Chicago | Reuters — U.S. wheat futures climbed to their highest in more than a week after the U.S. Department of Agriculture (USDA) lowered its forecast of global wheat production in a monthly supply and demand report on Thursday.
Corn and soybeans followed the firm trend in wheat.
Chicago Board of Trade September wheat settled up 16-3/4 cents at $5.21-1/2 a bushel after reaching $5.23, its highest since July 1 (all figures US$).
CBOT September corn ended up 9-1/4 cents, or 1.8 per cent, at $4.44-1/4 a bushel and August soybeans rose 4-1/2 cents to settle at $8.99 a bushel.

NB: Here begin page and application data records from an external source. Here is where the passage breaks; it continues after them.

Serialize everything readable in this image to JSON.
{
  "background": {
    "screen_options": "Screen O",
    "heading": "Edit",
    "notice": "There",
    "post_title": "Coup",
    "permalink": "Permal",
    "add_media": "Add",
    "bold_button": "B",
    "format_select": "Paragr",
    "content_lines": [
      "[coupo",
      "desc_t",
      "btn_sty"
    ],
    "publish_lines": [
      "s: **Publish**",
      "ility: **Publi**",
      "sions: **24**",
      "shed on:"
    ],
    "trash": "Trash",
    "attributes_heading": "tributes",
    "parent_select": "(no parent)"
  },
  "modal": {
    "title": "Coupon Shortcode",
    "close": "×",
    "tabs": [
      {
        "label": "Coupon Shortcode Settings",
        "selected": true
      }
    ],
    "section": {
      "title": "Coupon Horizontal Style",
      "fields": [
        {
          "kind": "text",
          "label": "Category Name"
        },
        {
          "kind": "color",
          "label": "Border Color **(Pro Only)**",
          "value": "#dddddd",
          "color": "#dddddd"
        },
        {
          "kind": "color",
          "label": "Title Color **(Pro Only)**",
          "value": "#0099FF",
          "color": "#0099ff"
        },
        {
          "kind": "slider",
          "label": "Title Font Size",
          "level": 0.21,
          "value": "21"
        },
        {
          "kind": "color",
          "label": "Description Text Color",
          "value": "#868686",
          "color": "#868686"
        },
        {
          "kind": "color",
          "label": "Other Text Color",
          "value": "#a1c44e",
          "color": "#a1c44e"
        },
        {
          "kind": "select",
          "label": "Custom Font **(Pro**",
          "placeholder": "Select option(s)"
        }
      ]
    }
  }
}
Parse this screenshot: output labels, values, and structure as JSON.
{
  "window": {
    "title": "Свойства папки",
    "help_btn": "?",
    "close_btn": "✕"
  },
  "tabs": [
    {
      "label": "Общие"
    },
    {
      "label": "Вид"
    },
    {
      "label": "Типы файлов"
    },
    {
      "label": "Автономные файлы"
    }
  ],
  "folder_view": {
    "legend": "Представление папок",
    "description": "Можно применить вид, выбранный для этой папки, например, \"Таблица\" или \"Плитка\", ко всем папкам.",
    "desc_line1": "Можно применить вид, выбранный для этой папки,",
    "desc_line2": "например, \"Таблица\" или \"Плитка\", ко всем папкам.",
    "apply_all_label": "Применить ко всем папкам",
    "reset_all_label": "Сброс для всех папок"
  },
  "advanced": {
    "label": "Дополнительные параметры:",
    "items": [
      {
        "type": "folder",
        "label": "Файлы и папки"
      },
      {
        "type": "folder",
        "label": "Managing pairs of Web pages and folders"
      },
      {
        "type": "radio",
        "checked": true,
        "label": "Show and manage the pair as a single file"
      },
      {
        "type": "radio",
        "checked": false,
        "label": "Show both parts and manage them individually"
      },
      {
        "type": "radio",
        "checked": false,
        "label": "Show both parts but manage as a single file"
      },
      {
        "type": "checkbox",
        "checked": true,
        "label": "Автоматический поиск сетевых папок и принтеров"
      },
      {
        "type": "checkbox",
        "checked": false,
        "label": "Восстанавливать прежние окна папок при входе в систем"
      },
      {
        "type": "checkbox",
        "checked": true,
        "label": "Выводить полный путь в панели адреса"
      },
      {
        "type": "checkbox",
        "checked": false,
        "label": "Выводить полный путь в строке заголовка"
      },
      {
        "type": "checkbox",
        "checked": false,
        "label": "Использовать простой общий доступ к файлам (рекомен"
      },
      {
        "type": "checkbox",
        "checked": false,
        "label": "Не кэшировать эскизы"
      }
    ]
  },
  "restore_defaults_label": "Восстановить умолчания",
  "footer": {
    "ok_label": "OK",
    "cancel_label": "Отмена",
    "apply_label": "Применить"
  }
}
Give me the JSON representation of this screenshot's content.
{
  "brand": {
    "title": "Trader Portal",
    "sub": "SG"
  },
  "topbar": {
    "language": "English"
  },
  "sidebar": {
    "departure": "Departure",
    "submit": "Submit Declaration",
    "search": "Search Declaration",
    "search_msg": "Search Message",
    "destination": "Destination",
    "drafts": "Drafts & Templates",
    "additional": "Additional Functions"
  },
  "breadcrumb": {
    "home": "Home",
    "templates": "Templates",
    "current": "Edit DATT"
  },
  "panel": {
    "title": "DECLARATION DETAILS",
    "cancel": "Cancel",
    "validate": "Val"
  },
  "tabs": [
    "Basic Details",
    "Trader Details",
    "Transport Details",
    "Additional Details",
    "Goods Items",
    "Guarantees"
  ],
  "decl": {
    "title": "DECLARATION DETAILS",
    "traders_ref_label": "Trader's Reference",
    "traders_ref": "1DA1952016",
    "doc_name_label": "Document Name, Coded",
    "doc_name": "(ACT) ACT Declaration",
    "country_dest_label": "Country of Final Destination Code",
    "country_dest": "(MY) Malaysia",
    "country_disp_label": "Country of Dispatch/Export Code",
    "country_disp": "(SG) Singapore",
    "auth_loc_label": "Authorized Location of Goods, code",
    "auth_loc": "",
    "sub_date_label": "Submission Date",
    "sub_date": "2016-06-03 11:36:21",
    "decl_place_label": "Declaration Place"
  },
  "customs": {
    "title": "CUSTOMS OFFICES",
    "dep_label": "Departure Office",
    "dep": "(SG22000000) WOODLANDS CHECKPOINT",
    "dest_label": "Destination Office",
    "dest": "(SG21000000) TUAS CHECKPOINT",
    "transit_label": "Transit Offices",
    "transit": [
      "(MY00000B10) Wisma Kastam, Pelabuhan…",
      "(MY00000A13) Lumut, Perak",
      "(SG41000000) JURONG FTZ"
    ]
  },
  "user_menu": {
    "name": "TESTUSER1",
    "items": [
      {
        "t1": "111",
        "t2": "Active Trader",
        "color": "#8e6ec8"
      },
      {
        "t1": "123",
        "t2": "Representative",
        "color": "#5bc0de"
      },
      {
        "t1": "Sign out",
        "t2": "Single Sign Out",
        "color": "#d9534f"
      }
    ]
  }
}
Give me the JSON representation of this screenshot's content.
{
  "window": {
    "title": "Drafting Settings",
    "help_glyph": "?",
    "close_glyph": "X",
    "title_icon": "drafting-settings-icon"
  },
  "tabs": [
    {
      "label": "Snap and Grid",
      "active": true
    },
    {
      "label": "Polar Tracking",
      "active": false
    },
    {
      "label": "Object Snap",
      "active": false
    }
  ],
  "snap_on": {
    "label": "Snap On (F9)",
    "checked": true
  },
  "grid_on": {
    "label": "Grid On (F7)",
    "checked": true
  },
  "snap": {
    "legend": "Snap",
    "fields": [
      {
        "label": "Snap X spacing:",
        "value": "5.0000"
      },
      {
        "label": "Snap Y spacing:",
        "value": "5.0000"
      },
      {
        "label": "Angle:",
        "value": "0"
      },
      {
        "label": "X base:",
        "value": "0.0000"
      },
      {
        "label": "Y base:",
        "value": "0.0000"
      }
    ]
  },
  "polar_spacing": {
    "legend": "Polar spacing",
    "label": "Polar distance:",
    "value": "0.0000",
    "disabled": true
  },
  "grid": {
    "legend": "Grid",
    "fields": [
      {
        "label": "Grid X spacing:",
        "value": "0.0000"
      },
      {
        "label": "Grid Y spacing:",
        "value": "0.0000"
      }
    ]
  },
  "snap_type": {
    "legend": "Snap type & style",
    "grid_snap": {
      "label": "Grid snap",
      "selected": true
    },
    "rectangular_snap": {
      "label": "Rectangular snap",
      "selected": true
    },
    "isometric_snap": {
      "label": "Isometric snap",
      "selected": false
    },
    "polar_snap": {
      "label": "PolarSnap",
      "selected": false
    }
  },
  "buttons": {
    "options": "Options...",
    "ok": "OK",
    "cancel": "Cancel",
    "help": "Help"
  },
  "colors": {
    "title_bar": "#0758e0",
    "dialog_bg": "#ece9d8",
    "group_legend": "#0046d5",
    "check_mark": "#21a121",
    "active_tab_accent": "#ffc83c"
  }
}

Wheat led the way up after USDA in its July supply/demand report lowered its forecast of 2019-20 wheat production in Russia, the European Union, Australia and Canada.
“USDA basically slashed the global wheat production,” said Terry Reilly, senior analyst with Futures International, adding, “The trade was caught off-guard because they were so focused on corn and soybeans.”
Reflecting the production cuts, USDA lowered its forecast of 2019-20 global wheat ending stocks to 286.46 million tonnes, down from 294.34 million in June and near the low end of a range of analyst expectations.
USDA also trimmed its forecast of U.S. 2019-20 wheat ending stocks to one billion bushels, lower than most analysts expected, although its estimate of U.S. all-wheat production was 1.921 billion bushels, above an average of trade expectations.
“We still have to have a high enough quality (U.S.) crop to compete in the export market, and there are a lot of questions as to whether that quality is there,” said Brian Hoops, president of Midwest Market Solutions.
The U.S. winter wheat harvest was 47 per cent complete as of July 7.
For corn, USDA raised its production forecast to 13.875 billion bushels, based on its larger-than-expected June 28 planted acreage estimate of 91.7 million acres.
The government left its estimate of the U.S. corn yield unchanged at 166 bushels per acre, while most analysts in a Reuters survey expected a slight reduction.
Following widespread planting delays this spring, traders await the USDA’s Aug. 12 report in which the government expects to release updated U.S. plantings figures for corn, soybeans and several other crops.
“(USDA) did not touch corn yield. I think some people are disappointed by that,” said Ted Seifried, chief ag market strategist with Zaner Group. “They’re punting until next month because that’s when we’ll have an update on acreage,” Seifried said.
For soybeans, USDA lowered its U.S. 2019-20 soybean production estimate to 3.845 billion bushels, down from 4.15 billion in June. USDA cut its soybean yield estimate to 48.5 bushels per acre, from 49.5 in June.
— Reporting for Reuters by Barbara Smith in Chicago; additional reporting by Colin Packham in Sydney.